[Start of Attachment]

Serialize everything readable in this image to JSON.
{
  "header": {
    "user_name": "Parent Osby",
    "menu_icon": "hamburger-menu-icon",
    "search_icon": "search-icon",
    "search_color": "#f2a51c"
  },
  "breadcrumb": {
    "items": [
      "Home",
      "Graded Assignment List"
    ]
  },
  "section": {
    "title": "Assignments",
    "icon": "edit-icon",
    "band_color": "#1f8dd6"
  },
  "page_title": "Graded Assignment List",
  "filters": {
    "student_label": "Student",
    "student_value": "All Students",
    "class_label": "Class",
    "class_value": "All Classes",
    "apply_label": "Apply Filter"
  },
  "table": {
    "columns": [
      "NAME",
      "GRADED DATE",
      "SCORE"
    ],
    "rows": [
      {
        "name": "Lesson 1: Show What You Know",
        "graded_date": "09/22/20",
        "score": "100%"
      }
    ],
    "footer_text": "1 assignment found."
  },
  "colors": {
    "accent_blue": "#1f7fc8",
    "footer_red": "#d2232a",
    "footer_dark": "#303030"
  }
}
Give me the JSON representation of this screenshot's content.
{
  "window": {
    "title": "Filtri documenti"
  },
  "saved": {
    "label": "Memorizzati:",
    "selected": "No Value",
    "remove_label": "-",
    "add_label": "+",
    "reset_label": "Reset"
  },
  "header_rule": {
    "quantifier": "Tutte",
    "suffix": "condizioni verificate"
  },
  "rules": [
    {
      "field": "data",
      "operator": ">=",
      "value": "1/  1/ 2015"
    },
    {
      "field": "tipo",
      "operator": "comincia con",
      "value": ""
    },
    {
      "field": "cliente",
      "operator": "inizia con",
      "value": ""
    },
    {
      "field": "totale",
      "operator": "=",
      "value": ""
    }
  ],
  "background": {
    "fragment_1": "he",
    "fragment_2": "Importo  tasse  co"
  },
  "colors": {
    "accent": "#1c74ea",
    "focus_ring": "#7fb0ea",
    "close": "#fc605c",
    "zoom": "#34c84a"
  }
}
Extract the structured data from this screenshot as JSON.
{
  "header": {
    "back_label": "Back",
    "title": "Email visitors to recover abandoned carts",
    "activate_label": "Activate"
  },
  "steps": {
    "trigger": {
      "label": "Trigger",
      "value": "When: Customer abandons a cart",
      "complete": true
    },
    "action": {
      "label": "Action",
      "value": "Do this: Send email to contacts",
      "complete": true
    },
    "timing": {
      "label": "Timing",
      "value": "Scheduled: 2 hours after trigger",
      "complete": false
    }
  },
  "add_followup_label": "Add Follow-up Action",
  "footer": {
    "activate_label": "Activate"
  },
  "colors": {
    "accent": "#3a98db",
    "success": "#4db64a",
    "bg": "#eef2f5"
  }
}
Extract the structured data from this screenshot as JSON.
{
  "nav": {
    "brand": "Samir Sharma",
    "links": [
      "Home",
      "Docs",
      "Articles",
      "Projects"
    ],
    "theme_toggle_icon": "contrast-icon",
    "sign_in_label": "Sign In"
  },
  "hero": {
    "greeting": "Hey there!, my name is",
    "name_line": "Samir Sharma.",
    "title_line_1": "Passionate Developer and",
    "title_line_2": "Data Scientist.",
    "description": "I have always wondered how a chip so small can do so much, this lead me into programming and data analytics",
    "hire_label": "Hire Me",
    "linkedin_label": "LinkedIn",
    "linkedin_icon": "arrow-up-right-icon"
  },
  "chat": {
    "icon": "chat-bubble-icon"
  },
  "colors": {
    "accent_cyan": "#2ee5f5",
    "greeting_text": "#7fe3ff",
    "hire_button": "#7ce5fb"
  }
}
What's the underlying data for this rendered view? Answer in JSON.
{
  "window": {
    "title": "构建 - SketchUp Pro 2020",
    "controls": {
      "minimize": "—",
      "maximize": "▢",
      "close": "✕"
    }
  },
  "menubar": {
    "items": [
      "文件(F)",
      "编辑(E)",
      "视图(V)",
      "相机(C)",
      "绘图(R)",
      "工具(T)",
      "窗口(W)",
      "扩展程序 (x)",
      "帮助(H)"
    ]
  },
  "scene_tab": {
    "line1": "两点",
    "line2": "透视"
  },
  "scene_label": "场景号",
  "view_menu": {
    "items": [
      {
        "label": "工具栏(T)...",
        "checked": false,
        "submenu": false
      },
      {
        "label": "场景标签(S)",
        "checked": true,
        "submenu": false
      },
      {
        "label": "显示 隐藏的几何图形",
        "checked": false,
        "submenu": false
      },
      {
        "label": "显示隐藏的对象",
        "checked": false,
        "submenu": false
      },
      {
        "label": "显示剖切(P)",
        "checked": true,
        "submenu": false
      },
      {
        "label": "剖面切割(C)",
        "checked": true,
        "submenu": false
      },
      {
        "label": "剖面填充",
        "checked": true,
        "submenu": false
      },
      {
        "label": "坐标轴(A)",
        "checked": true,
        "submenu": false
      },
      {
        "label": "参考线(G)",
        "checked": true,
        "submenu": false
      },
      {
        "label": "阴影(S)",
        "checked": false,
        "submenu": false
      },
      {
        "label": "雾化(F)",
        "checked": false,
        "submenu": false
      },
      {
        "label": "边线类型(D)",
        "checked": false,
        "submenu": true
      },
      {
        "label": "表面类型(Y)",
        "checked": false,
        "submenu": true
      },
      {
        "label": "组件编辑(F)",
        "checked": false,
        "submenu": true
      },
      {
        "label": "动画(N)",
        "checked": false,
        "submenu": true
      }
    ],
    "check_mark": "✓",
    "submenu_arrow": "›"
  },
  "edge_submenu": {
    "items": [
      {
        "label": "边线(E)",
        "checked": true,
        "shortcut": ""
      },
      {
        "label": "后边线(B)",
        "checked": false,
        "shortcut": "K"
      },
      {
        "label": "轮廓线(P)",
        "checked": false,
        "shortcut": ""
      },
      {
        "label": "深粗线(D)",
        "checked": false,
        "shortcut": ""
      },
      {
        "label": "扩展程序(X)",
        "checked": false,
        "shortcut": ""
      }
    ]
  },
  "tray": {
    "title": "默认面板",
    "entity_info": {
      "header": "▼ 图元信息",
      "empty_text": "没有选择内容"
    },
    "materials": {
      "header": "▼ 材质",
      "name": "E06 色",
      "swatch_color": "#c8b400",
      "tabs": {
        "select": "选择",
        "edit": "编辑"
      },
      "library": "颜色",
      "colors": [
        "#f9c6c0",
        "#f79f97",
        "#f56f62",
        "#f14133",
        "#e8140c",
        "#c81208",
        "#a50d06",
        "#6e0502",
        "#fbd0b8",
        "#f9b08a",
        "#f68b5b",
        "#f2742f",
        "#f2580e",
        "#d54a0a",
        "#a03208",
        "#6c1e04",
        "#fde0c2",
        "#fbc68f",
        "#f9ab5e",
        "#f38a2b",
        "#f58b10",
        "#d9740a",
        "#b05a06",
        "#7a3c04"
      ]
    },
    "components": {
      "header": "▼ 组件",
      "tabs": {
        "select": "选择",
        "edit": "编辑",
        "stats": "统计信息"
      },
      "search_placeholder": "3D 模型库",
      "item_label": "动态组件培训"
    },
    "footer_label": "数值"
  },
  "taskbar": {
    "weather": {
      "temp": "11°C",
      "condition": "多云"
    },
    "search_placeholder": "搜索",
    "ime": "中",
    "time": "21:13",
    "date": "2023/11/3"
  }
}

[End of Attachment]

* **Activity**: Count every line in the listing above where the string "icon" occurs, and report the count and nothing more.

* **Solved problem**: 6